Franco-German relations as the ‘engine’ of European integration are widely perceived to have stalled in recent years. This policy contribution assesses what the Franco-German relationship can achieve, what its shortcomings are, and what it means for the wider governance of the euro area and the European Union.
This is not the first time that the United States has antagonised Europe. And Europe can provide an effective response to such external challenges when it stands united.
This chapter argues that summits tried to foster trust both “internally” and “externally”: summitry aimed at developing not only trust among the leaders, but also crucially trust with regard to the Western (economic) system. These two ambitions represented a vital transformation of the international system in the 1970s and 1980s.
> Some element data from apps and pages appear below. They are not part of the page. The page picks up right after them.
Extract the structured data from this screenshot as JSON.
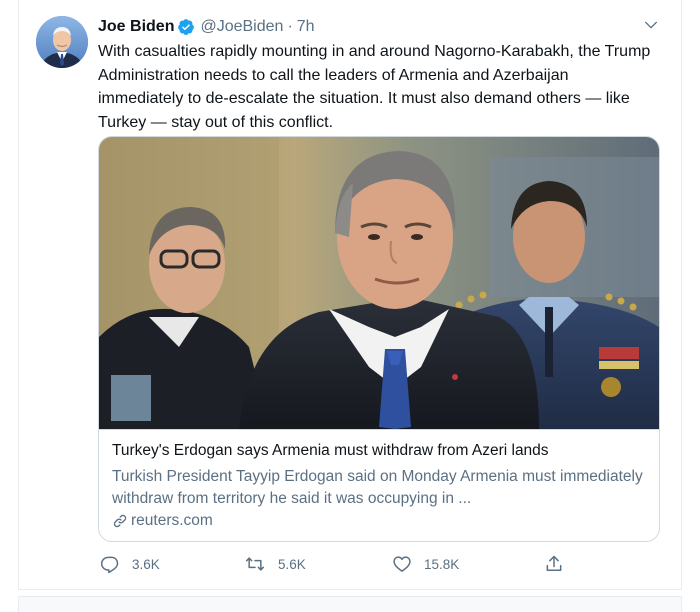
{
  "tweet": {
    "author_name": "Joe Biden",
    "author_handle": "@JoeBiden",
    "separator": "·",
    "time": "7h",
    "text": "With casualties rapidly mounting in and around Nagorno-Karabakh, the Trump Administration needs to call the leaders of Armenia and Azerbaijan immediately to de-escalate the situation. It must also demand others — like Turkey — stay out of this conflict."
  },
  "card": {
    "title": "Turkey's Erdogan says Armenia must withdraw from Azeri lands",
    "description": "Turkish President Tayyip Erdogan said on Monday Armenia must immediately withdraw from territory he said it was occupying in ...",
    "domain": "reuters.com"
  },
  "actions": {
    "reply_count": "3.6K",
    "retweet_count": "5.6K",
    "like_count": "15.8K"
  },
  "icons": {
    "verified": "verified-badge-icon",
    "caret": "chevron-down-icon",
    "link": "link-icon",
    "reply": "reply-icon",
    "retweet": "retweet-icon",
    "like": "heart-icon",
    "share": "share-icon"
  },
  "colors": {
    "verified_blue": "#1da1f2",
    "secondary_text": "#5b7083",
    "border": "#cfd9de"
  }
}
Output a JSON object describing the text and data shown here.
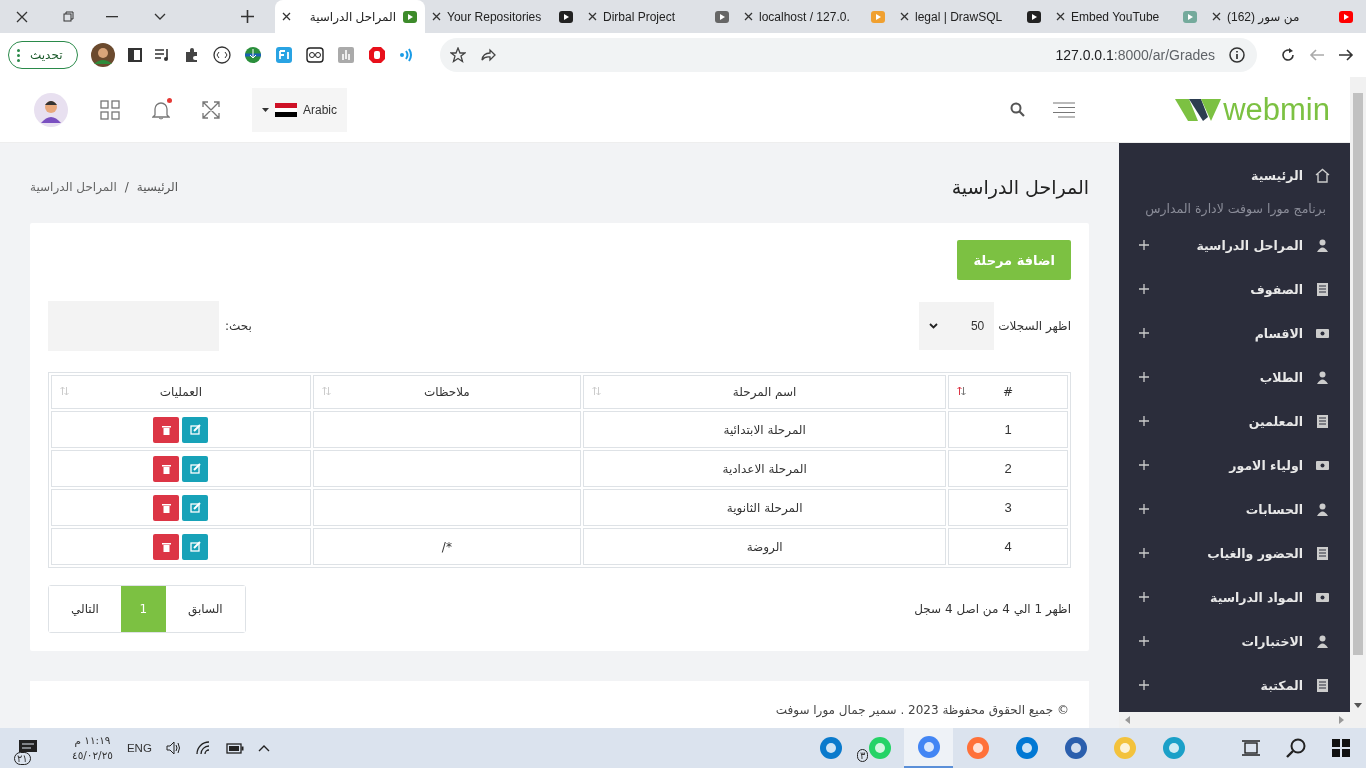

G7/8/20 summits are often accused of many ills: club of the rich, producers of pointless communiqués, unduly gigantic gatherings, over-prepared meetings and media-show events – in a word, useless. This chapter argues for a more qualified assessment of their added value to global governance. This chapter assesses multilateral summitry along three lines, examining respectively the process (the G7 as a diplomatic instrument), the outcome (what agreements G7s actually reached) and the counterfactual (what if the G7 did not exist?).
As it begins its EU renegotiation, the UK risks antagonising even close allies such as Germany.